That’s right, for a limited time only, the baseball gods have extended September to give us 17 percent MORE (MORE, MORe, MOre, More, more …) pennant race baseball in the American League East. Or should I say, the AL Beast. Because starting on Aug. 29 and ending on Oct. 2, super-September is going to be a bear for the Toronto Blue Jays, Boston Red Sox and Baltimore Orioles (and the New York Yankees and Tampa Bay Rays, for that matter), as the three contenders in MLB’s most contentious pennant race will take turns bludgeoning each other repeatedly during the final megamonth of the season.
Stat that matters: .914. That’s the current OPS of Edwin Encarnacion, who’s on pace to finish above .900 again. If he does, he’ll join Mike Trout as the only AL players to do so (assuming Trout doesn’t go in the tank) in each of the past five seasons.

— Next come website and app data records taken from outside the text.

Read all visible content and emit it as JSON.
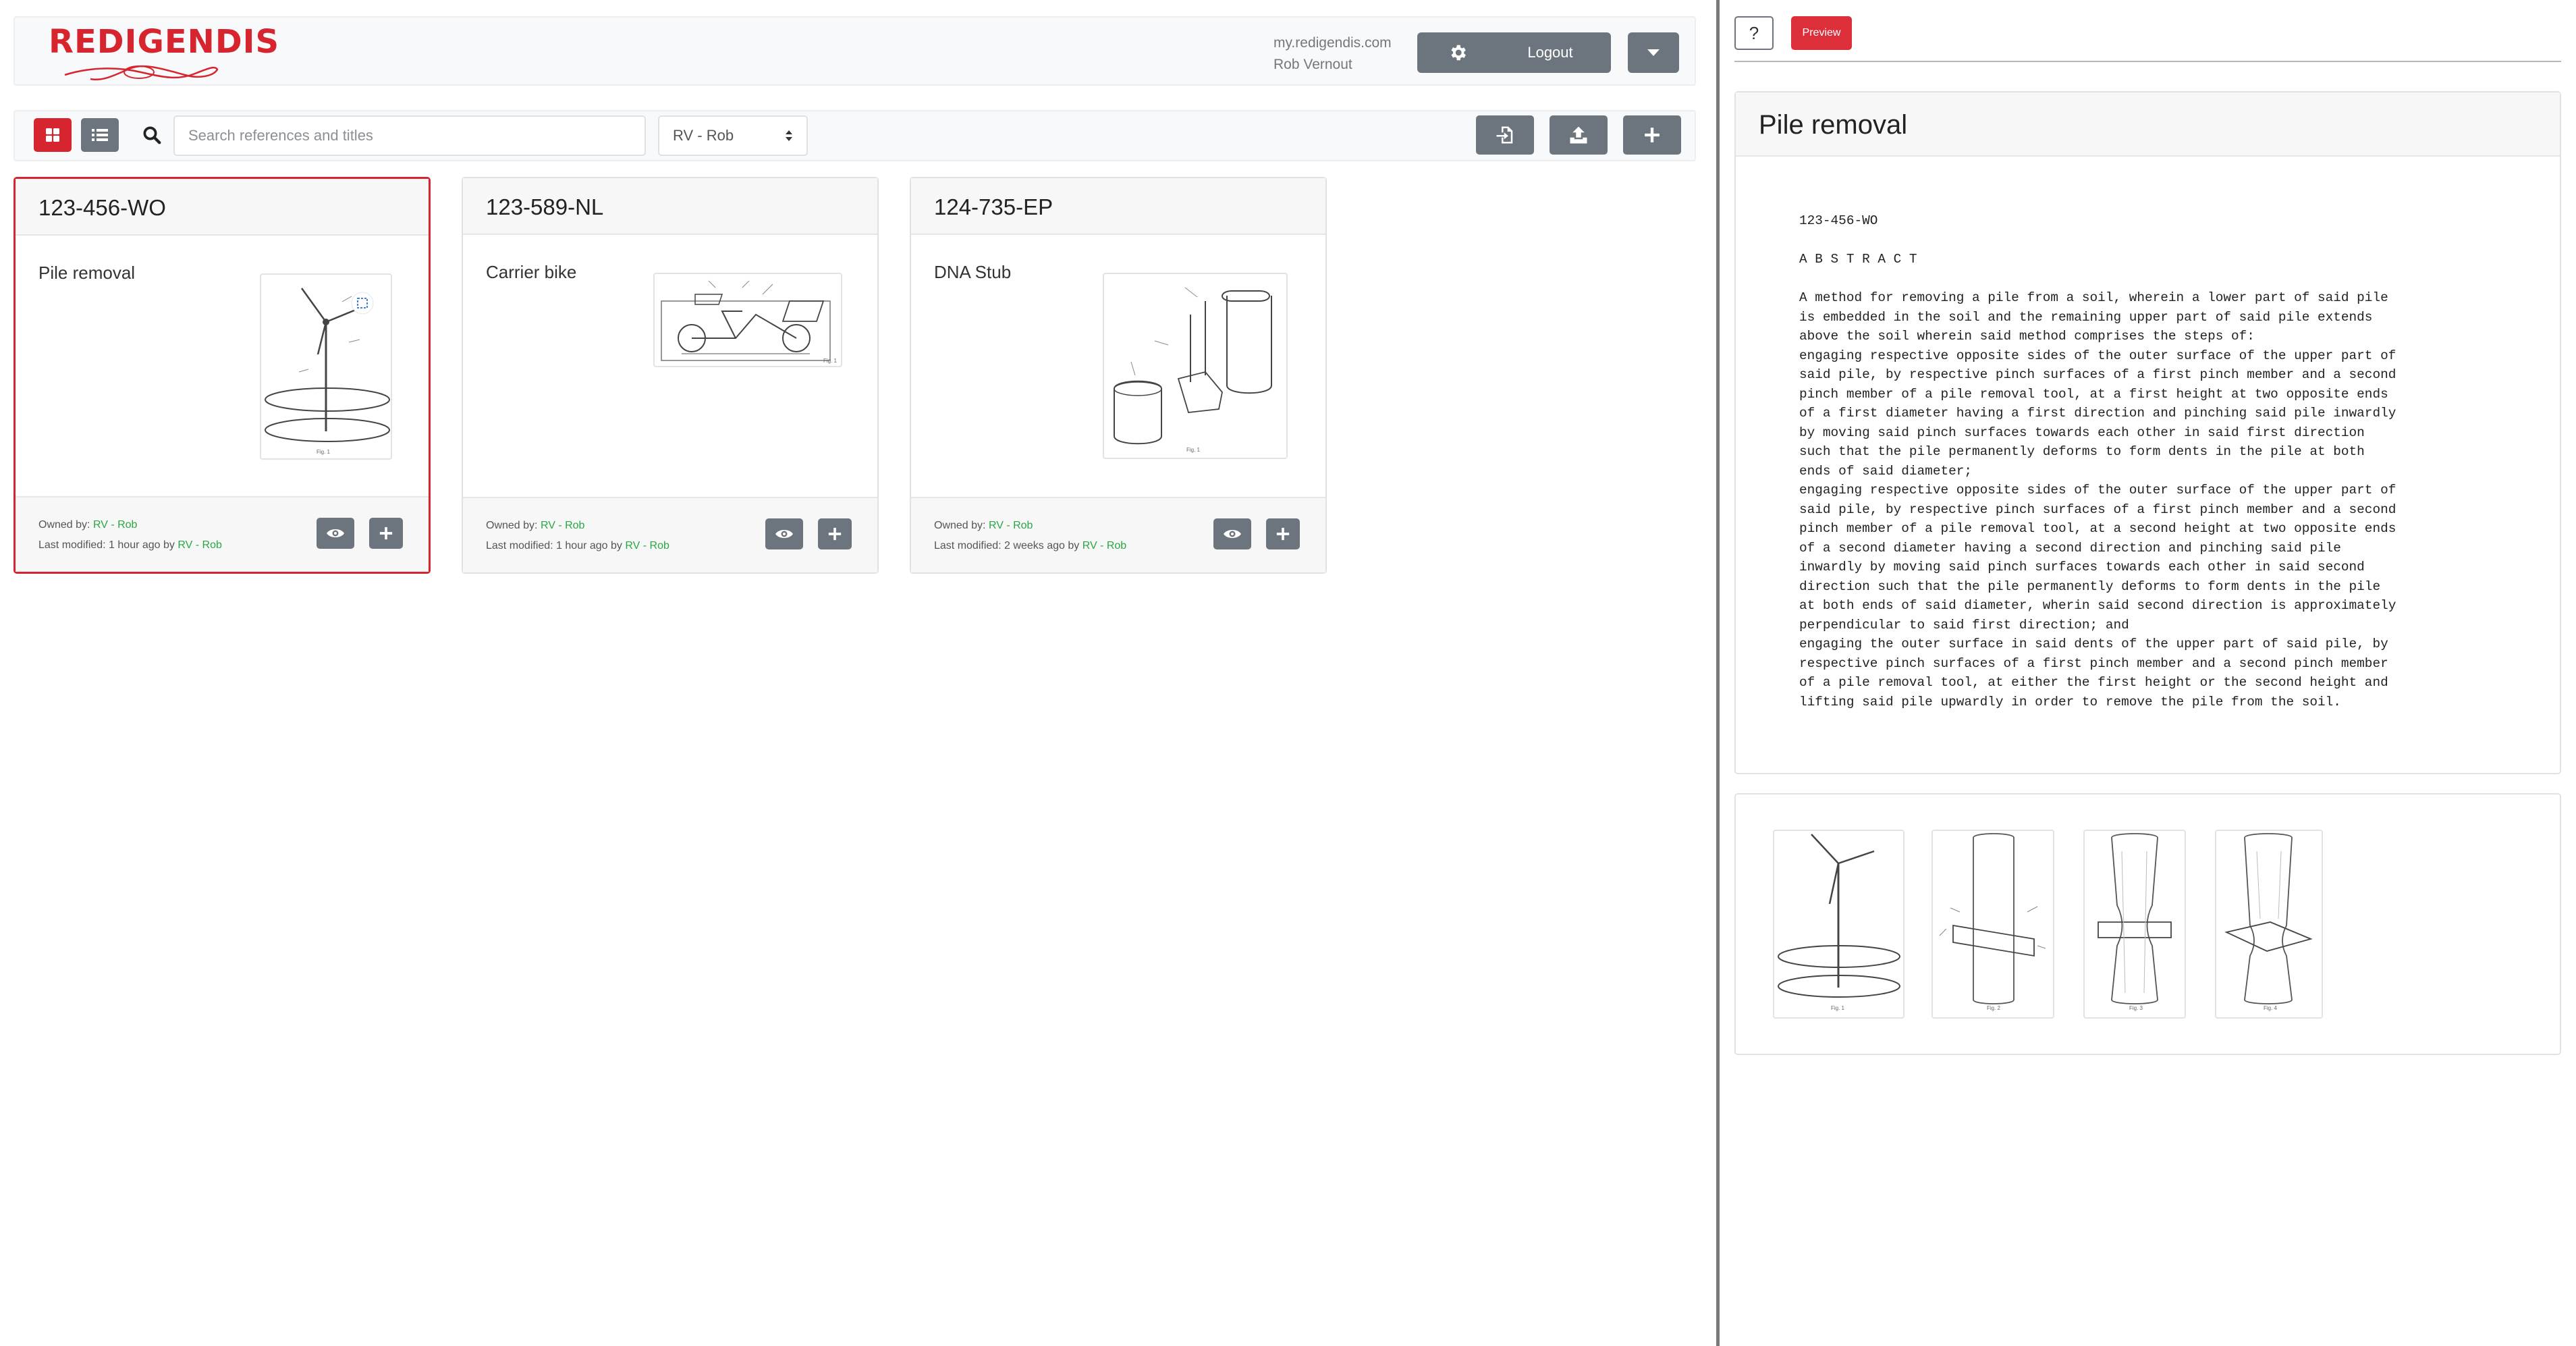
{
  "app": {
    "logo_text": "REDIGENDIS",
    "domain": "my.redigendis.com",
    "user": "Rob Vernout",
    "logout_label": "Logout",
    "brand_color": "#d7252f"
  },
  "toolbar": {
    "search_placeholder": "Search references and titles",
    "owner_filter": "RV - Rob"
  },
  "cards": [
    {
      "reference": "123-456-WO",
      "title": "Pile removal",
      "owned_label": "Owned by: ",
      "owner": "RV - Rob",
      "modified_label": "Last modified: 1 hour ago by ",
      "modified_by": "RV - Rob",
      "fig_caption": "Fig. 1",
      "selected": true
    },
    {
      "reference": "123-589-NL",
      "title": "Carrier bike",
      "owned_label": "Owned by: ",
      "owner": "RV - Rob",
      "modified_label": "Last modified: 1 hour ago by ",
      "modified_by": "RV - Rob",
      "fig_caption": "Fig. 1",
      "selected": false
    },
    {
      "reference": "124-735-EP",
      "title": "DNA Stub",
      "owned_label": "Owned by: ",
      "owner": "RV - Rob",
      "modified_label": "Last modified: 2 weeks ago by ",
      "modified_by": "RV - Rob",
      "fig_caption": "Fig. 1",
      "selected": false
    }
  ],
  "preview": {
    "help_label": "?",
    "preview_label": "Preview",
    "title": "Pile removal",
    "abstract_text": "123-456-WO\n\nA B S T R A C T\n\nA method for removing a pile from a soil, wherein a lower part of said pile\nis embedded in the soil and the remaining upper part of said pile extends\nabove the soil wherein said method comprises the steps of:\nengaging respective opposite sides of the outer surface of the upper part of\nsaid pile, by respective pinch surfaces of a first pinch member and a second\npinch member of a pile removal tool, at a first height at two opposite ends\nof a first diameter having a first direction and pinching said pile inwardly\nby moving said pinch surfaces towards each other in said first direction\nsuch that the pile permanently deforms to form dents in the pile at both\nends of said diameter;\nengaging respective opposite sides of the outer surface of the upper part of\nsaid pile, by respective pinch surfaces of a first pinch member and a second\npinch member of a pile removal tool, at a second height at two opposite ends\nof a second diameter having a second direction and pinching said pile\ninwardly by moving said pinch surfaces towards each other in said second\ndirection such that the pile permanently deforms to form dents in the pile\nat both ends of said diameter, wherin said second direction is approximately\nperpendicular to said first direction; and\nengaging the outer surface in said dents of the upper part of said pile, by\nrespective pinch surfaces of a first pinch member and a second pinch member\nof a pile removal tool, at either the first height or the second height and\nlifting said pile upwardly in order to remove the pile from the soil.",
    "figures": [
      "Fig. 1",
      "Fig. 2",
      "Fig. 3",
      "Fig. 4"
    ]
  }
}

Over the next five weeks, Toronto plays a dozen games against Boston and Baltimore (six each), and Boston plays Baltimore seven times in what should be a supremely entertaining stretch run that will ultimately determine the division champion — and possibly a wild card or two.
Which brings us to Carlos Gomez. He had worn out his welcome elsewhere, but the Rangers promised him a fresh start on Aug. 20. Based on Gomez’s natural talent, it was possible to squint and see the upside, and in Gomez’s first at-bat in Texas, he ripped a home run. He hasn’t recorded a hit since (0-for-11, 6 strikeouts).
It was a terrible decision, even noting that Gordon subsequently scored from third when Paulo Orlando hit a sacrifice fly to center. A run expectancy chart and its derivative, a win expectancy chart, can display mathematically why it was the wrong decision, but relying on those cheat sheets, like a first-time blackjack player, vastly underestimates how poor the decision was. Expectancy charts are based on baseline, league-average situations, but this was not a baseline situation. The Royals were playing the highest-scoring team in the majors, in the American League’s highest-scoring run environment over the last three seasons. You cannot construct a situation in the American League in which a single run has less marginal value for winning a game than what the Royals faced Sunday night.
With 24 outs to go in the game, and two pitchers in the game with 2016 ERAs of 4.27 and 5.11 on the mound, bunting with a runner on first and second and nobody out is foolish.